Internet pharmacies have been a path for counterfeit drugs to slip into the U.S. An investigation by The Wall Street Journal found that late last year, companies controlled by Kris Thorkelson's Canada Drugs Group of Cos., which operates CanadaDrugs.com, sold to U.S. physicians, two batches of counterfeit Avastin, Roche's colon cancer drug. Then, in April, the FDA sent out a warning that consumers had gotten their hands on some fake Adderall through an Internet pharmacy.
There have been convictions of some Internet pharmacy players, including one who admitted in court that he arranged with manufacturers in Mexico and India to supply him with inventory. The problem for the U.S. with trying to police Internet pharmacies is that they often maintain hundreds of websites, many of which are overseas, and if you close a site, another pops up to replace it. Still, in what appears to be the prelude to a stepped up effort against some of the biggest players, the FDA sent warning letters to three operators that linked hundreds of sites to them. The letters said they were violating FDA regulations and gave them 10 days to respond. Two appeared to operate out of Israel, but the third was CanadaDrugs.com, one of the biggest and most popular Internet pharmacy sites.
According to The Wall Street Journal, CanadaDrugs.com began sourcing drugs across the world when drugmakers prevented Thorkelson's sites from buying cheap Canadian drugs and selling them online.
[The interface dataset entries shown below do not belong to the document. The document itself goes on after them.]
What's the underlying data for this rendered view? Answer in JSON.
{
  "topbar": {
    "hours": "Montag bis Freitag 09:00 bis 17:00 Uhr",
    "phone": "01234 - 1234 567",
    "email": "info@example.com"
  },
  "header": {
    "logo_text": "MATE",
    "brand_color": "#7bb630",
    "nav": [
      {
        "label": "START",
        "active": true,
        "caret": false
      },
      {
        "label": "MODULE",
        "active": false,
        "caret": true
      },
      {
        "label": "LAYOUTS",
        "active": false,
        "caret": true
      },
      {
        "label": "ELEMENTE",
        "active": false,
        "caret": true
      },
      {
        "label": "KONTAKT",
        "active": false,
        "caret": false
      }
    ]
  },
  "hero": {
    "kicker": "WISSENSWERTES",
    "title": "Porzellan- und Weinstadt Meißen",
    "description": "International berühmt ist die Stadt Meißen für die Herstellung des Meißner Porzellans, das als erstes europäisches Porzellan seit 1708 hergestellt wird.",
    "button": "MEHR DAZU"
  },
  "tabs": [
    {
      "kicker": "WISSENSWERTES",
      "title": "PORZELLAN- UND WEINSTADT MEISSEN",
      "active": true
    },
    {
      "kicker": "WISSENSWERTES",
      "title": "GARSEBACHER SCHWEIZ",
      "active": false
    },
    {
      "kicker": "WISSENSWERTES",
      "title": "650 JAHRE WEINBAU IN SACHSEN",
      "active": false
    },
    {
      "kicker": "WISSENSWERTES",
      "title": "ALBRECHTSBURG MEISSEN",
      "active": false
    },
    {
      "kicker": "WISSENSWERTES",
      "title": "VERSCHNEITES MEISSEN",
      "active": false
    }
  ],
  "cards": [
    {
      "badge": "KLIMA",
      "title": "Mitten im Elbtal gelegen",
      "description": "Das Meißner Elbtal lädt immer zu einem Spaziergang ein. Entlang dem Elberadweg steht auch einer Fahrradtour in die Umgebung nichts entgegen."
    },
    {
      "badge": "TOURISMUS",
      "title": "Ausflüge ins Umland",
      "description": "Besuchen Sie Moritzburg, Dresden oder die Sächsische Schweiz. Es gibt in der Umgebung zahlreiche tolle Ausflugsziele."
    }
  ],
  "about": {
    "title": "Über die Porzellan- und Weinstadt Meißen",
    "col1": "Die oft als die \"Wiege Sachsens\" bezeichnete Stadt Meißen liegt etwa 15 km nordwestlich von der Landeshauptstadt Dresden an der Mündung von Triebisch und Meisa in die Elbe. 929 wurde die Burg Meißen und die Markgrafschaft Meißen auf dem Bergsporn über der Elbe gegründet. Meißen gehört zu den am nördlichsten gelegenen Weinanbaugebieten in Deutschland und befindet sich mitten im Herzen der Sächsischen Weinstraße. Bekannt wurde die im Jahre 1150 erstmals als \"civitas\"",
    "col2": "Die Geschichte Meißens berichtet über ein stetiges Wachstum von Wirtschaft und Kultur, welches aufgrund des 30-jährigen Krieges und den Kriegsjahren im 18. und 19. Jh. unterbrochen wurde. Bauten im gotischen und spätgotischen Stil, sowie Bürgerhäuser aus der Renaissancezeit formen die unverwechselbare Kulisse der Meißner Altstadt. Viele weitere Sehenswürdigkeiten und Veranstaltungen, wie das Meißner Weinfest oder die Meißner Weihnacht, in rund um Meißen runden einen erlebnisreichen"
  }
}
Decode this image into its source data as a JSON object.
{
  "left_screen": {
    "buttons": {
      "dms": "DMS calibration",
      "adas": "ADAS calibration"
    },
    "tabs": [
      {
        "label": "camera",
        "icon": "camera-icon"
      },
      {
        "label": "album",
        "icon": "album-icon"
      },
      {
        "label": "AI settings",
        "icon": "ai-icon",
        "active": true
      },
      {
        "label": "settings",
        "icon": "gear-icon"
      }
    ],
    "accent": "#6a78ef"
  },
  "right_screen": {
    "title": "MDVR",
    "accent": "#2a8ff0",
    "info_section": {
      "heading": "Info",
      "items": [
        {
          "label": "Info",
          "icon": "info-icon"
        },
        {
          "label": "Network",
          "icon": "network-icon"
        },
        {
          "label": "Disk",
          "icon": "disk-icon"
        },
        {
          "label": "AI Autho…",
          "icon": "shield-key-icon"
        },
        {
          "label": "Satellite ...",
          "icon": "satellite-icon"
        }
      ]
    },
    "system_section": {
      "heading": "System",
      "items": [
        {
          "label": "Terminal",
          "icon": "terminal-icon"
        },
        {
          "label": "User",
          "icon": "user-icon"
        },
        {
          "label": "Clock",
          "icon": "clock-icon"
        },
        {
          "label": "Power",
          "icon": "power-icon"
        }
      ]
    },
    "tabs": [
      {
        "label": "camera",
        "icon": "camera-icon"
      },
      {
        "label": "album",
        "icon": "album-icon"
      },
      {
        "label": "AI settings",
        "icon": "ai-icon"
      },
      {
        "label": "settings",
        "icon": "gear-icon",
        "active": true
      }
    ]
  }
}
The WSJ story said that after counterfeit Avastin showed up in cancer doctors' clinics in the U.S. early this year, federal subpoenas went out seeking information on the sources of the drugs, particularly any information linking them to Thorkelson.